RiskIQ stated in its blog post, “Despite the historical connections, we cannot say with confidence that the threat actor behind the zero-day campaign is part of WIZARD SPIDER or its affiliates, or is even a criminal actor at all, though it is possible. If the threat actors were part of these groups, it means they almost surely purchased the zero-day exploit from a third party because they have not previously shown the ability to develop exploit chains of this complexity.” 

The company added, “Instead, we assess with medium confidence that the goal of the operators behind the zero-day may, in fact, be traditional espionage. This goal could easily be obscured by a ransomware deployment and blend into the current wave of targeted ransomware attacks.” 

RiskIQ states that the cyberspies could have gained access to the ransomware infrastructure, or they may have been allowed by the ransomware operators to utilise their infrastructure. Only one group might be involved in espionage and cybercrime, or the two groups use the same bulletproof hosting provider. 
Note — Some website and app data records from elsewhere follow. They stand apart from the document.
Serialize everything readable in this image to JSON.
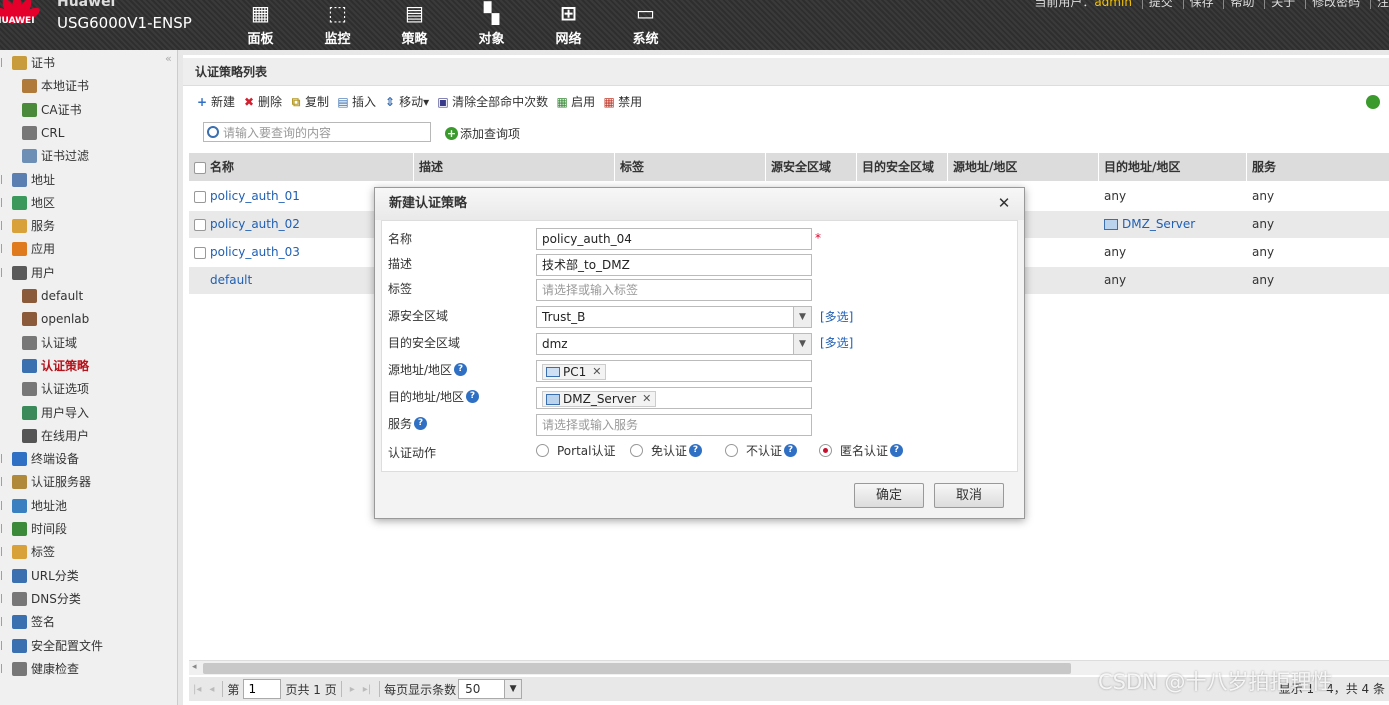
{
  "header": {
    "brand": "Huawei",
    "logo_word": "HUAWEI",
    "device": "USG6000V1-ENSP",
    "nav": [
      {
        "label": "面板",
        "icon": "dashboard-icon"
      },
      {
        "label": "监控",
        "icon": "monitor-icon"
      },
      {
        "label": "策略",
        "icon": "policy-icon"
      },
      {
        "label": "对象",
        "icon": "object-icon"
      },
      {
        "label": "网络",
        "icon": "network-icon"
      },
      {
        "label": "系统",
        "icon": "system-icon"
      }
    ],
    "current_user_label": "当前用户：",
    "current_user": "admin",
    "links": [
      "提交",
      "保存",
      "帮助",
      "关于",
      "修改密码",
      "注"
    ]
  },
  "sidebar": {
    "items": [
      {
        "label": "证书",
        "level": 0,
        "icon": "certificate-icon",
        "color": "#c89b3c"
      },
      {
        "label": "本地证书",
        "level": 1,
        "icon": "local-cert-icon",
        "color": "#b07a3a"
      },
      {
        "label": "CA证书",
        "level": 1,
        "icon": "ca-cert-icon",
        "color": "#4a8a3a"
      },
      {
        "label": "CRL",
        "level": 1,
        "icon": "crl-icon",
        "color": "#777777"
      },
      {
        "label": "证书过滤",
        "level": 1,
        "icon": "cert-filter-icon",
        "color": "#6d8fb5"
      },
      {
        "label": "地址",
        "level": 0,
        "icon": "address-icon",
        "color": "#5a7fb0"
      },
      {
        "label": "地区",
        "level": 0,
        "icon": "region-icon",
        "color": "#3b9a5b"
      },
      {
        "label": "服务",
        "level": 0,
        "icon": "service-icon",
        "color": "#d9a13a"
      },
      {
        "label": "应用",
        "level": 0,
        "icon": "application-icon",
        "color": "#e07a1f"
      },
      {
        "label": "用户",
        "level": 0,
        "icon": "user-icon",
        "color": "#5a5a5a"
      },
      {
        "label": "default",
        "level": 1,
        "icon": "user-group-icon",
        "color": "#8a5a3a"
      },
      {
        "label": "openlab",
        "level": 1,
        "icon": "user-group-icon",
        "color": "#8a5a3a"
      },
      {
        "label": "认证域",
        "level": 1,
        "icon": "auth-domain-icon",
        "color": "#777777"
      },
      {
        "label": "认证策略",
        "level": 1,
        "icon": "auth-policy-icon",
        "color": "#3a6fb0",
        "active": true
      },
      {
        "label": "认证选项",
        "level": 1,
        "icon": "auth-option-icon",
        "color": "#777777"
      },
      {
        "label": "用户导入",
        "level": 1,
        "icon": "user-import-icon",
        "color": "#3a8a5a"
      },
      {
        "label": "在线用户",
        "level": 1,
        "icon": "online-user-icon",
        "color": "#555555"
      },
      {
        "label": "终端设备",
        "level": 0,
        "icon": "terminal-device-icon",
        "color": "#2f6fc4"
      },
      {
        "label": "认证服务器",
        "level": 0,
        "icon": "auth-server-icon",
        "color": "#b08a3a"
      },
      {
        "label": "地址池",
        "level": 0,
        "icon": "address-pool-icon",
        "color": "#3a7fc0"
      },
      {
        "label": "时间段",
        "level": 0,
        "icon": "schedule-icon",
        "color": "#3a8a3a"
      },
      {
        "label": "标签",
        "level": 0,
        "icon": "tag-icon",
        "color": "#d9a13a"
      },
      {
        "label": "URL分类",
        "level": 0,
        "icon": "url-category-icon",
        "color": "#3a6fb0"
      },
      {
        "label": "DNS分类",
        "level": 0,
        "icon": "dns-category-icon",
        "color": "#777777"
      },
      {
        "label": "签名",
        "level": 0,
        "icon": "signature-icon",
        "color": "#3a6fb0"
      },
      {
        "label": "安全配置文件",
        "level": 0,
        "icon": "security-profile-icon",
        "color": "#3a6fb0"
      },
      {
        "label": "健康检查",
        "level": 0,
        "icon": "health-check-icon",
        "color": "#777777"
      }
    ]
  },
  "main": {
    "title": "认证策略列表",
    "toolbar": [
      {
        "label": "新建",
        "icon": "add-icon",
        "color": "#2f6fc4",
        "glyph": "+"
      },
      {
        "label": "删除",
        "icon": "delete-icon",
        "color": "#d2202f",
        "glyph": "✖"
      },
      {
        "label": "复制",
        "icon": "copy-icon",
        "color": "#b59a2a",
        "glyph": "⧉"
      },
      {
        "label": "插入",
        "icon": "insert-icon",
        "color": "#3a6fb0",
        "glyph": "▤"
      },
      {
        "label": "移动▾",
        "icon": "move-icon",
        "color": "#3a6fb0",
        "glyph": "⇕"
      },
      {
        "label": "清除全部命中次数",
        "icon": "clear-hits-icon",
        "color": "#3a3a8a",
        "glyph": "▣"
      },
      {
        "label": "启用",
        "icon": "enable-icon",
        "color": "#3a8a3a",
        "glyph": "▦"
      },
      {
        "label": "禁用",
        "icon": "disable-icon",
        "color": "#c0392b",
        "glyph": "▦"
      }
    ],
    "refresh_label": "刷",
    "search_placeholder": "请输入要查询的内容",
    "add_query_label": "添加查询项",
    "columns": [
      "名称",
      "描述",
      "标签",
      "源安全区域",
      "目的安全区域",
      "源地址/地区",
      "目的地址/地区",
      "服务"
    ],
    "rows": [
      {
        "name": "policy_auth_01",
        "checkbox": true,
        "dst_addr": "any",
        "service": "any"
      },
      {
        "name": "policy_auth_02",
        "checkbox": true,
        "dst_addr": "DMZ_Server",
        "dst_icon": "address-group-icon",
        "service": "any"
      },
      {
        "name": "policy_auth_03",
        "checkbox": true,
        "dst_addr": "any",
        "service": "any"
      },
      {
        "name": "default",
        "checkbox": false,
        "dst_addr": "any",
        "service": "any"
      }
    ],
    "pager": {
      "page_prefix": "第",
      "page_value": "1",
      "page_suffix": "页共 1 页",
      "per_page_label": "每页显示条数",
      "per_page_value": "50",
      "summary": "显示 1 - 4，共 4 条"
    }
  },
  "modal": {
    "title": "新建认证策略",
    "fields": {
      "name_label": "名称",
      "name_value": "policy_auth_04",
      "required_mark": "*",
      "desc_label": "描述",
      "desc_value": "技术部_to_DMZ",
      "tag_label": "标签",
      "tag_placeholder": "请选择或输入标签",
      "src_zone_label": "源安全区域",
      "src_zone_value": "Trust_B",
      "dst_zone_label": "目的安全区域",
      "dst_zone_value": "dmz",
      "multi_select": "[多选]",
      "src_addr_label": "源地址/地区",
      "src_addr_tag": "PC1",
      "dst_addr_label": "目的地址/地区",
      "dst_addr_tag": "DMZ_Server",
      "service_label": "服务",
      "service_placeholder": "请选择或输入服务",
      "action_label": "认证动作",
      "actions": [
        {
          "label": "Portal认证",
          "help": false,
          "selected": false
        },
        {
          "label": "免认证",
          "help": true,
          "selected": false
        },
        {
          "label": "不认证",
          "help": true,
          "selected": false
        },
        {
          "label": "匿名认证",
          "help": true,
          "selected": true
        }
      ]
    },
    "ok_label": "确定",
    "cancel_label": "取消"
  },
  "watermark": "CSDN @十八岁拍拒理性",
  "colors": {
    "accent": "#1f5fb4",
    "brand_red": "#e4002b",
    "help_blue": "#2f6fc4"
  }
}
According to Microsoft, the initial malicious document in attacks abusing CVE-2021-40444 emerges from the internet, and it should be labelled as the "mark of the web." 

Microsoft Office should open the document in Protected Mode unless the user specifically allows modification, limiting the misuse. However, if the attackers figure out a means to keep the document from being a “mark of the web,” they may utilise the vulnerability to execute the payload on the page without requiring user input.

Ransomware Attacks Increased Exponentially in 2021


The growing threat of ransomware has been highlighted by NCC Group's Research Intelligence and Fusion Team (RIFT) analysis. Between January-March 2021 and April-June 2021, the number of ransomware assaults studied by the team climbed by 288%, indicating that enterprises are still facing waves of digital extortion in the form of targeted ransomware. 

The rise of the "triple extortion" ransomware technique whereby attackers, in addition to stealing sensitive data and threatening to release it publicly unless a payment is made, also target the organization's customers, vendors, or business partners in the same way, has fuelled the increase in attacks. 

Conti ransomware, which commonly employs email phishing to remote into a network via an employee's device, was responsible for 22% of ransomware data leaks studied between April and June. The Avaddon ransomware, which was linked to 17% of ransomware data leaks, was just behind it. While victims of this ransomware strain faced data encryption, the potential of data breaches, and the larger risk of DDoS attacks disrupting operations, the ransomware strain is now thought to be dormant. 

In addition to the substantial increase in ransomware assaults, organizations have seen a 29% of cyber-attacks worldwide, with the largest growth rates in the Europe Middle East and Africa (EMEA) area and America, at 36% and 24%, respectively. While the Asia-Pacific (APAC) region witnessed only a 13% increase in attacks, it had the highest number of weekly cyber intrusions at 1,338. The weekly number for EMEA was 777, while the weekly number for America was 688. 

This issue is hurting organizations all over the world, with the United States accounting for 49% of victims with known locations in the last three months, followed by France at 7% and Germany at 4%. The Colonial Pipeline ransomware attack in June, which was carried out by DarkSide ransomware affiliates, is one significant case. Oil supplies were disrupted, and there were fuel shortages across the United States as a result of the strike. 

Christo Butcher, global lead for threat intelligence at NCC Group, said: “Over the years, ransomware has become a significant threat to organizations and governments alike. We’ve seen targets range from IT companies and suppliers to financial institutions and critical national infrastructure providers, with ransomware-as-a-service increasingly being sold by ransomware gangs in a subscription model.” 

“It’s therefore crucial for organizations to be proactive about their resilience. This should include proactive remediation of security issues, and operating a least-privilege model, which means that if a user’s account is compromised, the attacker will only be able to access and/or destroy a limited amount of information,” he added.